▽
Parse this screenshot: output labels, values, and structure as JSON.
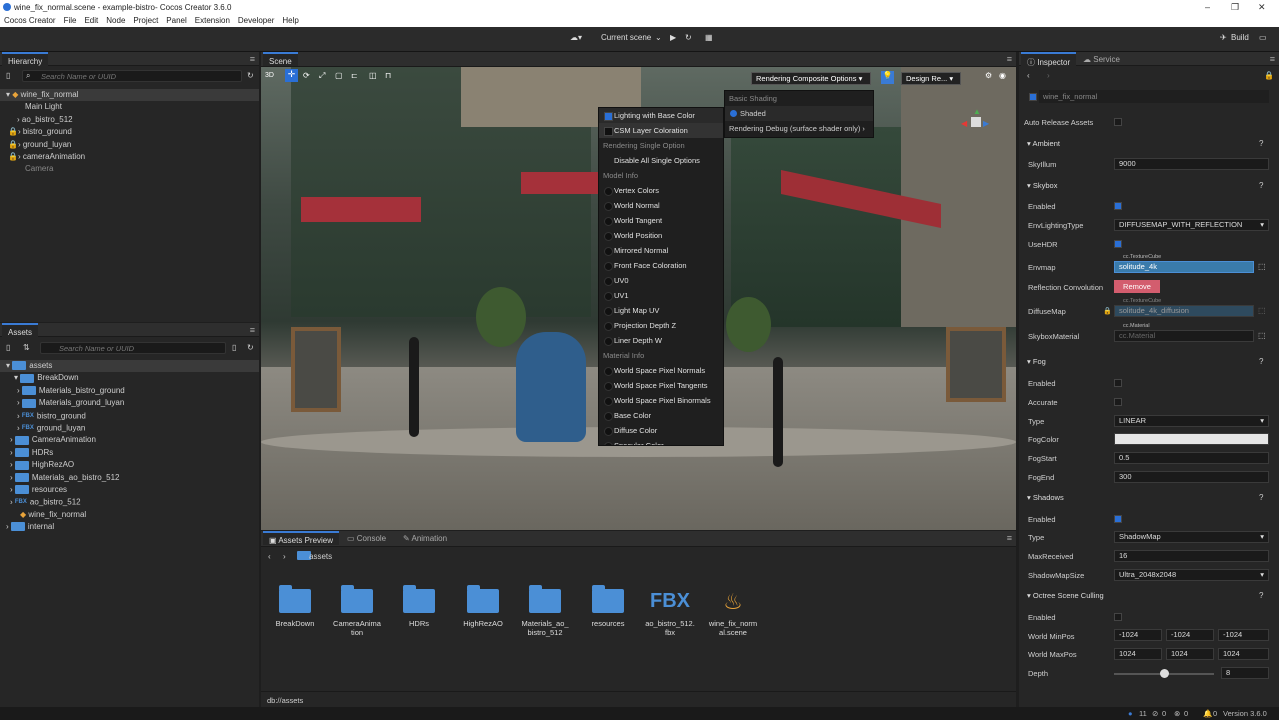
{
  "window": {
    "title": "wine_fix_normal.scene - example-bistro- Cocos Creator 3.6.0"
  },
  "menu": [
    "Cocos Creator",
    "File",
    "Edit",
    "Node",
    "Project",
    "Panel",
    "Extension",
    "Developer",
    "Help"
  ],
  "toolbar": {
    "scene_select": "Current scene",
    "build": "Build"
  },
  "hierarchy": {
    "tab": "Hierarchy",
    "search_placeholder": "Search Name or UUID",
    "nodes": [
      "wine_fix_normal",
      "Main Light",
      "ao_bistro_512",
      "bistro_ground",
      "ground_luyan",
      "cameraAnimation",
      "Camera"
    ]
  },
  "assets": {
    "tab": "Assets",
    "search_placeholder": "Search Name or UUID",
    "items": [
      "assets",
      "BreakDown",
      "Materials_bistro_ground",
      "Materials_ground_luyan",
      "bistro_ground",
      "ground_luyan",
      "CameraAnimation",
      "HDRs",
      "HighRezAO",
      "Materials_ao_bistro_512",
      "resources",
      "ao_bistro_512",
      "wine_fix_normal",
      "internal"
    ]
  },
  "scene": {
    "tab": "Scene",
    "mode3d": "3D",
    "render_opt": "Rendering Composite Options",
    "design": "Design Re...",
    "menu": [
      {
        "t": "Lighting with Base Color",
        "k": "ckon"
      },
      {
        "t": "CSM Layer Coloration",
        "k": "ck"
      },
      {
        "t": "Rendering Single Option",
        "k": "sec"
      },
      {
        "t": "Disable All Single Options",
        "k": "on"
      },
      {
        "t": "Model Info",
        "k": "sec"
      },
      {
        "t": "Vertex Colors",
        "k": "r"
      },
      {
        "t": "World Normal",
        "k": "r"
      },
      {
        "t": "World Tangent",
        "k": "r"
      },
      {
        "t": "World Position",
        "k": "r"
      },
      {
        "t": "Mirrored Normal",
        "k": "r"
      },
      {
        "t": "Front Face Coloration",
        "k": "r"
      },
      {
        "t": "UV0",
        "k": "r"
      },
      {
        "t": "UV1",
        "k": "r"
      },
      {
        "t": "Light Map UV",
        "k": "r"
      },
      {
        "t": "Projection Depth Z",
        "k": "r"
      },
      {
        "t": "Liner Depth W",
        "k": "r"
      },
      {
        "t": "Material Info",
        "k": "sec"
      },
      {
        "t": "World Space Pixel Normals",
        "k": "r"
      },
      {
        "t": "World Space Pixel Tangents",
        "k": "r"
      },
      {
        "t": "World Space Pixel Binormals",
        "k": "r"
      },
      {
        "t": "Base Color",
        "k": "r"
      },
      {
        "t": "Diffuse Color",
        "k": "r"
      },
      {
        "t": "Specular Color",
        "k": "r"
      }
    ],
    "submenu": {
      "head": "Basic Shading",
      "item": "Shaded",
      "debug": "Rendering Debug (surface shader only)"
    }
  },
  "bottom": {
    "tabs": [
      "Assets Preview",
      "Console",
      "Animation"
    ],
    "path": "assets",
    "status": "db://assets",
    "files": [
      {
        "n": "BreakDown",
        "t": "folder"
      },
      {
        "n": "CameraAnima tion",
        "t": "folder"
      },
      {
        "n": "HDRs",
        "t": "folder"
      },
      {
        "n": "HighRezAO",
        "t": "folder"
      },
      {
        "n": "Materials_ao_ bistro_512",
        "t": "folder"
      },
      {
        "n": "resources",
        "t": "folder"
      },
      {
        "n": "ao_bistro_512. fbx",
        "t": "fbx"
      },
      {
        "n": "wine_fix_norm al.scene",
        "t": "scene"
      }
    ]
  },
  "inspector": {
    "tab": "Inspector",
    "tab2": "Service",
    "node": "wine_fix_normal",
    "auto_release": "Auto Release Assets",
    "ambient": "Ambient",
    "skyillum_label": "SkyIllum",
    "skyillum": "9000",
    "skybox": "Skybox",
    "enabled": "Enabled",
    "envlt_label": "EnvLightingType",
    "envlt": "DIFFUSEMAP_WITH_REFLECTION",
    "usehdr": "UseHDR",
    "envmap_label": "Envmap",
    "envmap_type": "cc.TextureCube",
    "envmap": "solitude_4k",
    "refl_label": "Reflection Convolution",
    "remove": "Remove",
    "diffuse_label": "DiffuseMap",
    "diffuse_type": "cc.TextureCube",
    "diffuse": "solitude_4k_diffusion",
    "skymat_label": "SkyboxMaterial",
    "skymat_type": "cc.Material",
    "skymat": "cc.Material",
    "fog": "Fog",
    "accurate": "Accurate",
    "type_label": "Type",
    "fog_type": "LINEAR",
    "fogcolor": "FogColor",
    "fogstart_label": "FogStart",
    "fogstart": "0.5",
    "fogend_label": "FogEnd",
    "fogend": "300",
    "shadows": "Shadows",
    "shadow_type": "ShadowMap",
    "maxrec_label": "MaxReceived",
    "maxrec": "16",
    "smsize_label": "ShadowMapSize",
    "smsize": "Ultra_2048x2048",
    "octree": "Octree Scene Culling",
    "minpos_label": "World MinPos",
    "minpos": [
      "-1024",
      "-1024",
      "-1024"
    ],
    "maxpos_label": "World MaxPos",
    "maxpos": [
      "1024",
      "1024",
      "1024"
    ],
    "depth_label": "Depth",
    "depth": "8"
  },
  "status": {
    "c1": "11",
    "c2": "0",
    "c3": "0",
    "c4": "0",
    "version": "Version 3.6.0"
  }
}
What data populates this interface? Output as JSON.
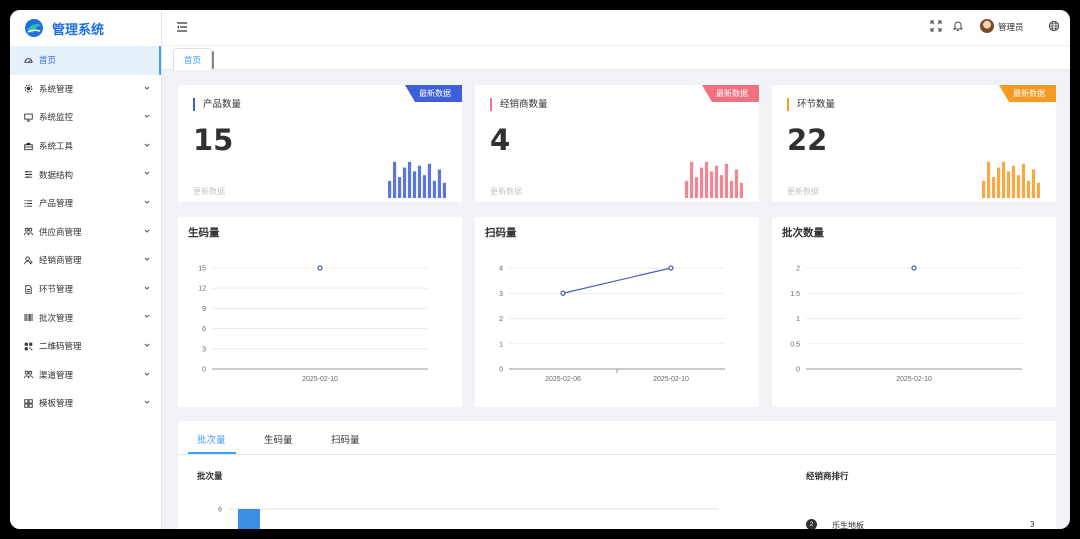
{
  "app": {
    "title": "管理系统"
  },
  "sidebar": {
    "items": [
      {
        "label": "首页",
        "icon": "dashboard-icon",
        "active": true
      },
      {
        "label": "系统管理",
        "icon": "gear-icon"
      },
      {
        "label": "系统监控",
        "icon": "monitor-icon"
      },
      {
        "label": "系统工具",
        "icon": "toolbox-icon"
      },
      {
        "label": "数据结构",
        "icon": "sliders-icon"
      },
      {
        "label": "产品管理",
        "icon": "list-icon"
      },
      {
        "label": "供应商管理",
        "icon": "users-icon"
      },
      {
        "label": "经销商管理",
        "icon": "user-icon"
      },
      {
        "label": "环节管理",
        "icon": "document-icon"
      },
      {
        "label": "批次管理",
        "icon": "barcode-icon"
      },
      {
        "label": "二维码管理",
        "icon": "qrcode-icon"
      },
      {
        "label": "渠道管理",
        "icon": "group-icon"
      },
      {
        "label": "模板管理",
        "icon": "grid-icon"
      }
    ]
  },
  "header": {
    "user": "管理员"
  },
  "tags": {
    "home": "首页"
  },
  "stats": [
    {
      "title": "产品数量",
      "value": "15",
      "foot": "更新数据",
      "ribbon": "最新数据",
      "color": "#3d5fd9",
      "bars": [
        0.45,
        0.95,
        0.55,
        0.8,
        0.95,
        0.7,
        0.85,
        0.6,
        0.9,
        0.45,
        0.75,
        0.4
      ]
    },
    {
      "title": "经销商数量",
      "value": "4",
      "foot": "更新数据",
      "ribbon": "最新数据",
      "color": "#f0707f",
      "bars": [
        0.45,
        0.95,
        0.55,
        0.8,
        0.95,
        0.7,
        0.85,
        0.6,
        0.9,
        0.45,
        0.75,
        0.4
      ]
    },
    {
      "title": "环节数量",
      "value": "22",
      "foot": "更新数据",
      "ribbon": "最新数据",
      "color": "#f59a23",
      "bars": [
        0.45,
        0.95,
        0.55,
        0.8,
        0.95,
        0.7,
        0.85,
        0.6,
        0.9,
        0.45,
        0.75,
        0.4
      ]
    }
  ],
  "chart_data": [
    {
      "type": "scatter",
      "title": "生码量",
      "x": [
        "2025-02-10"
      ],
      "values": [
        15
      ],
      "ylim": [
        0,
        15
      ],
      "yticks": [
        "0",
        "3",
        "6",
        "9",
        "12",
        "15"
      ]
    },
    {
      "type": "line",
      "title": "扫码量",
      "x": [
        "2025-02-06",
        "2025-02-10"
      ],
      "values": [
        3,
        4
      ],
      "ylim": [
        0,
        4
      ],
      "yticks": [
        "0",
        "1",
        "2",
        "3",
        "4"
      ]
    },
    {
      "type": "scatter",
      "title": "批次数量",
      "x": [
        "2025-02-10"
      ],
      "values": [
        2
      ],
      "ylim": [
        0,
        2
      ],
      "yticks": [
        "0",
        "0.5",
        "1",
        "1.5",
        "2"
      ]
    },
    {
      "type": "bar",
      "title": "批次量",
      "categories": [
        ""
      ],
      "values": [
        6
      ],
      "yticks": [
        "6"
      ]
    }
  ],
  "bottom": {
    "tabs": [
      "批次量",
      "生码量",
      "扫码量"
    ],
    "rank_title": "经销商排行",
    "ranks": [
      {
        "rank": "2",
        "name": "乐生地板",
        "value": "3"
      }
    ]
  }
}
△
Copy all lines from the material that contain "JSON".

Parse this screenshot: output labels, values, and structure as JSON.
What data populates this interface? Output as JSON.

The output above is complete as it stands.